Depending on when he makes his Major League debut (assuming he does make his debut this season), the Twins will have Burdi under team control through 2021 or 2022. He'll be in his age-25 season in 2018, which is still young for a pitcher to take over a closer's role in this league. The players Burdi mentions in his MLBTR interview (Trevor Rosenthal, Aroldis Chapman, Craig Kimbrel), those tall closers who profile like the 6' 5" Burdi, took over as their club's closer at ages 24, 24 and 23 respectively. Will Burdi be able to bide his time?

It's very early to start thinking about who will follow Perkins in the closer's role for the Twins. When the time comes, there will plenty of arms vying for that throne. Alex Meyer, who the Twins need also need to find a role for in 2016, has long been thought to have a career as a shut-down closer if his career as a starter doesn't pan out. J.T. Chargois, whose career as a reliever also appears to be back on the fast track, was a co-closer for Rice University (with Tyler Duffey). All three pitchers offer velocity, strikeout potential, and the upside to be slam-the-door relief pitchers in the Major Leagues. Burdi will have his work cut out for him.

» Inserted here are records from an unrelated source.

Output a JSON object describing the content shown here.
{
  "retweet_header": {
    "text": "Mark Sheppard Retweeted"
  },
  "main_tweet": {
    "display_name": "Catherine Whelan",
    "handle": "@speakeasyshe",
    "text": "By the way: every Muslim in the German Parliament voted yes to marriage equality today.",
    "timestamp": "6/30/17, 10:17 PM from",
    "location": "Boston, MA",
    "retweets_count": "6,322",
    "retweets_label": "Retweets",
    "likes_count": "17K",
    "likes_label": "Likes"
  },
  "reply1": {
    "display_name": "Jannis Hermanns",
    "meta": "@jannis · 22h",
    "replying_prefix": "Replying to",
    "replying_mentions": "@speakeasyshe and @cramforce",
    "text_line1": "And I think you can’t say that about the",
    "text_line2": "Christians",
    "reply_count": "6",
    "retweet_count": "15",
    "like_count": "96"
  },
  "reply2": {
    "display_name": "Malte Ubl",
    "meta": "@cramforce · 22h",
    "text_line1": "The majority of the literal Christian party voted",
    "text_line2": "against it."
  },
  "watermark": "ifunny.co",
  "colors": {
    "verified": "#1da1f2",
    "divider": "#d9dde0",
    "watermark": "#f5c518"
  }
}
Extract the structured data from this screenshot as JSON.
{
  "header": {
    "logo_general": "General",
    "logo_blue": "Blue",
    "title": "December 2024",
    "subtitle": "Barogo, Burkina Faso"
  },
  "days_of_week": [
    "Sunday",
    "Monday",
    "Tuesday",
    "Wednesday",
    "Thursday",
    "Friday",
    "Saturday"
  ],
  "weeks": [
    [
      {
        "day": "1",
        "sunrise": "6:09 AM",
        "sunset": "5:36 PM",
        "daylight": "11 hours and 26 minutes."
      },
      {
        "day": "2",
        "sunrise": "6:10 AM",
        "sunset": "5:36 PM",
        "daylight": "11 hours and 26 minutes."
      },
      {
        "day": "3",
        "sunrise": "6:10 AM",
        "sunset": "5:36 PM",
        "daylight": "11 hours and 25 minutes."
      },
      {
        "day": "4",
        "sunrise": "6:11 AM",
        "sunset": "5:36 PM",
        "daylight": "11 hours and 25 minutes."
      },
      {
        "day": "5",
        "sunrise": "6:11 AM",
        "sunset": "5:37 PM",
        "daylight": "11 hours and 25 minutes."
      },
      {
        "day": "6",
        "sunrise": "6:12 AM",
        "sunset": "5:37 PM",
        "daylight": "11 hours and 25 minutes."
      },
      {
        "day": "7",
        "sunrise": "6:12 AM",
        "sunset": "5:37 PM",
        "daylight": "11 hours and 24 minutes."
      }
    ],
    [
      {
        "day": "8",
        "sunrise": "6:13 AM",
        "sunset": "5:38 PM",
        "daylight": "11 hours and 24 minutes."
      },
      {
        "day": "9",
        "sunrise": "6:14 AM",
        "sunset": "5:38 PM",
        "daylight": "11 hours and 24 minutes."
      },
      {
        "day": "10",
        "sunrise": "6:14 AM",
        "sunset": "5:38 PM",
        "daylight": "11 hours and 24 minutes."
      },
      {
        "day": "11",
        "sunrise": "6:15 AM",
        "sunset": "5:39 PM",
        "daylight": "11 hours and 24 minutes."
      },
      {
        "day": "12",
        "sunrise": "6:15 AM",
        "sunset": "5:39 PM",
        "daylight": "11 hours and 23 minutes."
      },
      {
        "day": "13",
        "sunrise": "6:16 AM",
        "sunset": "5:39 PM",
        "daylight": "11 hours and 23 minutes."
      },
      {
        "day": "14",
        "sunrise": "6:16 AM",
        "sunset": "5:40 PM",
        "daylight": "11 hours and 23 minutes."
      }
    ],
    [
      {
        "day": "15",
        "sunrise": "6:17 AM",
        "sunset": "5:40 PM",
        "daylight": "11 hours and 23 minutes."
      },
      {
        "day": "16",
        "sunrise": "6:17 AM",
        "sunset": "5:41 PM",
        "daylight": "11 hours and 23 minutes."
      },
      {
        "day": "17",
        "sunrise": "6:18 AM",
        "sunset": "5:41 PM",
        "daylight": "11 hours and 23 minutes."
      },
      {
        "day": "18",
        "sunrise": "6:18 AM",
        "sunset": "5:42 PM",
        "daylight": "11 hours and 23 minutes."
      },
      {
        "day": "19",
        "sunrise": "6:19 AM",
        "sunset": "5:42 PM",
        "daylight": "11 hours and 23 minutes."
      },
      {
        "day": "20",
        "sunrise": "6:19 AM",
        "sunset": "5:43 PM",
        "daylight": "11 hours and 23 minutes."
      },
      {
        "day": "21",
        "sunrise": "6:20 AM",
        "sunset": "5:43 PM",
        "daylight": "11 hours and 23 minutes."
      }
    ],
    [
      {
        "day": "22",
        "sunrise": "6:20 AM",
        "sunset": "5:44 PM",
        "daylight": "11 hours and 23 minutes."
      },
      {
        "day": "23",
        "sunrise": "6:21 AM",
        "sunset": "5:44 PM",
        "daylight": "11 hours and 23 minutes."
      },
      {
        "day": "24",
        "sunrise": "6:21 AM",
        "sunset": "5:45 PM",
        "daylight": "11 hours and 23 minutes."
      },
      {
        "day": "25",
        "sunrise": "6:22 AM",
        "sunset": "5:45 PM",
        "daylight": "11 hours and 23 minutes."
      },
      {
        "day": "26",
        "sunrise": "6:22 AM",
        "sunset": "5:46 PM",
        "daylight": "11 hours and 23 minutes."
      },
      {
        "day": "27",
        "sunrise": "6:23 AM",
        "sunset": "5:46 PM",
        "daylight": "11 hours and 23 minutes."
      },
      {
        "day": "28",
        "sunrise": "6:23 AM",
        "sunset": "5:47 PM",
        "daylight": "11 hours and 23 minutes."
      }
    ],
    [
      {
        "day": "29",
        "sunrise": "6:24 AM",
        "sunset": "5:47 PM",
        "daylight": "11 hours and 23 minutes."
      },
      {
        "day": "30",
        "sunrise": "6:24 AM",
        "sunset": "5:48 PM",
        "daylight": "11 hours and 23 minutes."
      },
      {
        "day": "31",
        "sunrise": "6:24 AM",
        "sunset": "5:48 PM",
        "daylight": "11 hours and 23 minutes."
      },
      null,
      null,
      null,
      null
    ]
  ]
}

A consensus Top 10 prospect in the organization, Burdi is entering his age-23 season. The early part of his year will probably be spent between Double-A and Triple-A, and if all things go well we'll see him make his Major League debut this summer. It will present fans with an opportunity to view something they really haven't seen: the ascension of their future closer. Rick Aguilera, Eddie Guardado, Joe Nathan, and Glen Perkins weren't bred for the role they were ultimately given; it was tried, and it worked. In Burdi, and indeed in Chargois and Meyer as well, we have an opportunity to see something that hasn't been done - the Twins' grooming of their first developed closer.